Work item
What number of lines in the entries below include the string "love"? Respond with that number alone.

Excerpted records
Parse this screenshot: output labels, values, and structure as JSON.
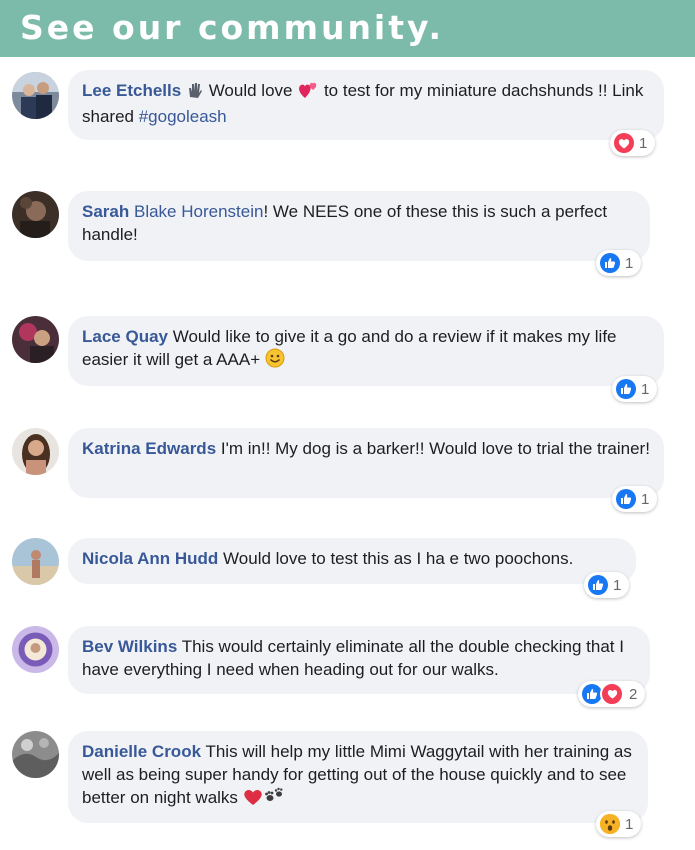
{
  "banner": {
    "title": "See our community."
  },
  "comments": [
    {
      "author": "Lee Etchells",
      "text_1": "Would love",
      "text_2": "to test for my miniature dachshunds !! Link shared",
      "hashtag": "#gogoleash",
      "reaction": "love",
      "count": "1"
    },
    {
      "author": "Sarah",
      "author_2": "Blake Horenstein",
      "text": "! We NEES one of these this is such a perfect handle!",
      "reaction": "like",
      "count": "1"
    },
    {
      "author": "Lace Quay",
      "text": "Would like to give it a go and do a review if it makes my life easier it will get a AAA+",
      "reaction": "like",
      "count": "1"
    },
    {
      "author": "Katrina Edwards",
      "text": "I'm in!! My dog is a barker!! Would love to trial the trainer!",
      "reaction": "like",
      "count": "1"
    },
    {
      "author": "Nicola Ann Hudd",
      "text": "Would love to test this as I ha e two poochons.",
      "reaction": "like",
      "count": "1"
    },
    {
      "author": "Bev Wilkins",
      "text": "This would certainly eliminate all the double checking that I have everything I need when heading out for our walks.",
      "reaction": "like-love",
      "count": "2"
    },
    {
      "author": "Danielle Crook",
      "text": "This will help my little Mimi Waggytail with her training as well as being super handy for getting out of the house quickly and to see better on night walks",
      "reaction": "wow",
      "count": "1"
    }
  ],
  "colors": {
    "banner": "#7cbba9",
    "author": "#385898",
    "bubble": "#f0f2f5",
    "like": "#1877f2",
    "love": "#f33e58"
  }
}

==

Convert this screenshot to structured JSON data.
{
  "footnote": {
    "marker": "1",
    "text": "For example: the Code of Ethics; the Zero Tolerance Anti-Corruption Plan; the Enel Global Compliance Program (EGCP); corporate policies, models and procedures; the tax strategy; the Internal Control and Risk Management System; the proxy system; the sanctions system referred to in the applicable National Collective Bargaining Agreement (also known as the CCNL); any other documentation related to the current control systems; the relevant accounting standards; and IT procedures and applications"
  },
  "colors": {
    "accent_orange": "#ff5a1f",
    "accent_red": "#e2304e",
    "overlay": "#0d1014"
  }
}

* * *

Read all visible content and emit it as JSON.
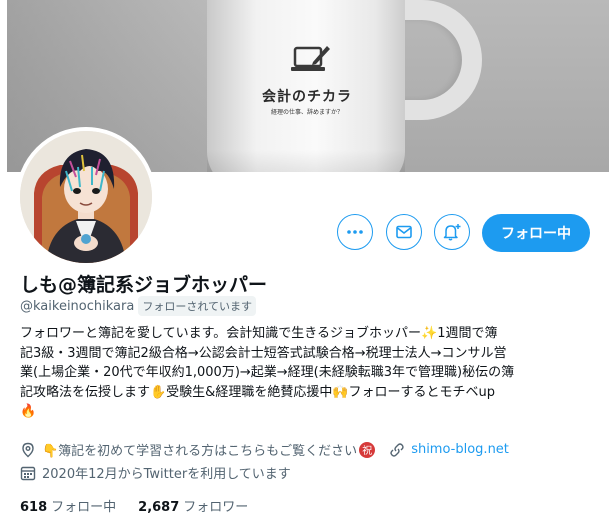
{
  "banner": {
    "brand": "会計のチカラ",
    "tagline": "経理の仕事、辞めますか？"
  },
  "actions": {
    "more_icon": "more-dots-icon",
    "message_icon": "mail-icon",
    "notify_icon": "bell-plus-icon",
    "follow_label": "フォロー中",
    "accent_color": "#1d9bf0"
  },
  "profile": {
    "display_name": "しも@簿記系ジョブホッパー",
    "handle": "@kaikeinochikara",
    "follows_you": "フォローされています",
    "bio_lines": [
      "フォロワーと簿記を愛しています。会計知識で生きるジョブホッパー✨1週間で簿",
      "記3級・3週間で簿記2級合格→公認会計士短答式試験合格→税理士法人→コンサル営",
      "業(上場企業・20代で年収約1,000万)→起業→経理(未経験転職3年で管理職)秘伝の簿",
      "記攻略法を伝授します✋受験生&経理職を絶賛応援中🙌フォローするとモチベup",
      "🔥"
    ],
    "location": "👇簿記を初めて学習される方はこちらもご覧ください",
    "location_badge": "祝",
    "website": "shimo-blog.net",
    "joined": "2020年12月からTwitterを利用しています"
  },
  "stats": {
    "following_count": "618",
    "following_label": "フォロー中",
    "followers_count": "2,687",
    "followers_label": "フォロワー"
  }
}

Your solution
6